What needs to be done:
Could you repeat the data word for word while skipping the pictures?

::: Extracted material :::

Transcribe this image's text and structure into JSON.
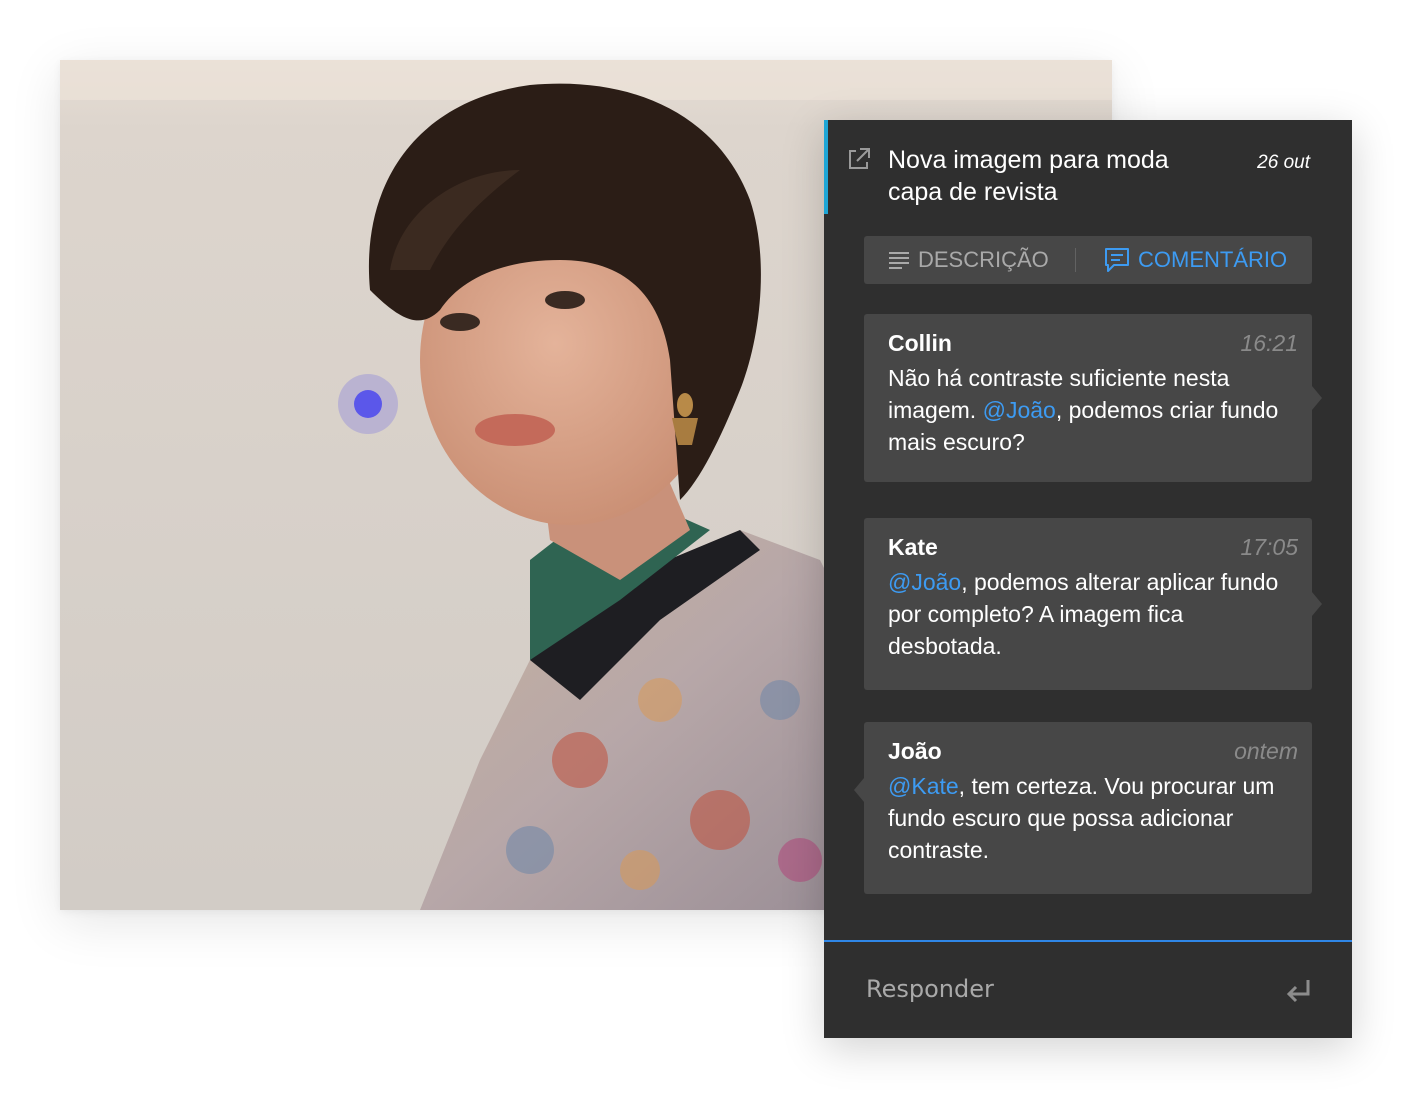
{
  "card": {
    "title_line1": "Nova imagem para moda",
    "title_line2": "capa de revista",
    "date": "26 out",
    "open_icon": "external-link-icon"
  },
  "tabs": [
    {
      "label": "DESCRIÇÃO",
      "icon": "lines-icon",
      "active": false
    },
    {
      "label": "COMENTÁRIO",
      "icon": "comment-icon",
      "active": true
    }
  ],
  "comments": [
    {
      "author": "Collin",
      "time": "16:21",
      "text_before": "Não há contraste suficiente nesta imagem. ",
      "mention": "@João",
      "text_after": ", podemos criar fundo mais escuro?"
    },
    {
      "author": "Kate",
      "time": "17:05",
      "text_before": "",
      "mention": "@João",
      "text_after": ", podemos alterar aplicar fundo por completo? A imagem fica desbotada."
    },
    {
      "author": "João",
      "time": "ontem",
      "text_before": "",
      "mention": "@Kate",
      "text_after": ", tem certeza. Vou procurar um fundo escuro que possa adicionar contraste."
    }
  ],
  "reply": {
    "placeholder": "Responder",
    "icon": "enter-icon"
  },
  "colors": {
    "panel_bg": "#2f2f2f",
    "bubble_bg": "#474747",
    "accent_blue": "#3d9bf2",
    "header_accent": "#1ea6d6",
    "marker": "#5b57ea"
  }
}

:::

Response:
Transcribe this image's text and structure into JSON.
{
  "card": {
    "title_line1": "Nova imagem para moda",
    "title_line2": "capa de revista",
    "date": "26 out",
    "open_icon": "external-link-icon"
  },
  "tabs": [
    {
      "label": "DESCRIÇÃO",
      "icon": "lines-icon",
      "active": false
    },
    {
      "label": "COMENTÁRIO",
      "icon": "comment-icon",
      "active": true
    }
  ],
  "comments": [
    {
      "author": "Collin",
      "time": "16:21",
      "text_before": "Não há contraste suficiente nesta imagem. ",
      "mention": "@João",
      "text_after": ", podemos criar fundo mais escuro?"
    },
    {
      "author": "Kate",
      "time": "17:05",
      "text_before": "",
      "mention": "@João",
      "text_after": ", podemos alterar aplicar fundo por completo? A imagem fica desbotada."
    },
    {
      "author": "João",
      "time": "ontem",
      "text_before": "",
      "mention": "@Kate",
      "text_after": ", tem certeza. Vou procurar um fundo escuro que possa adicionar contraste."
    }
  ],
  "reply": {
    "placeholder": "Responder",
    "icon": "enter-icon"
  },
  "colors": {
    "panel_bg": "#2f2f2f",
    "bubble_bg": "#474747",
    "accent_blue": "#3d9bf2",
    "header_accent": "#1ea6d6",
    "marker": "#5b57ea"
  }
}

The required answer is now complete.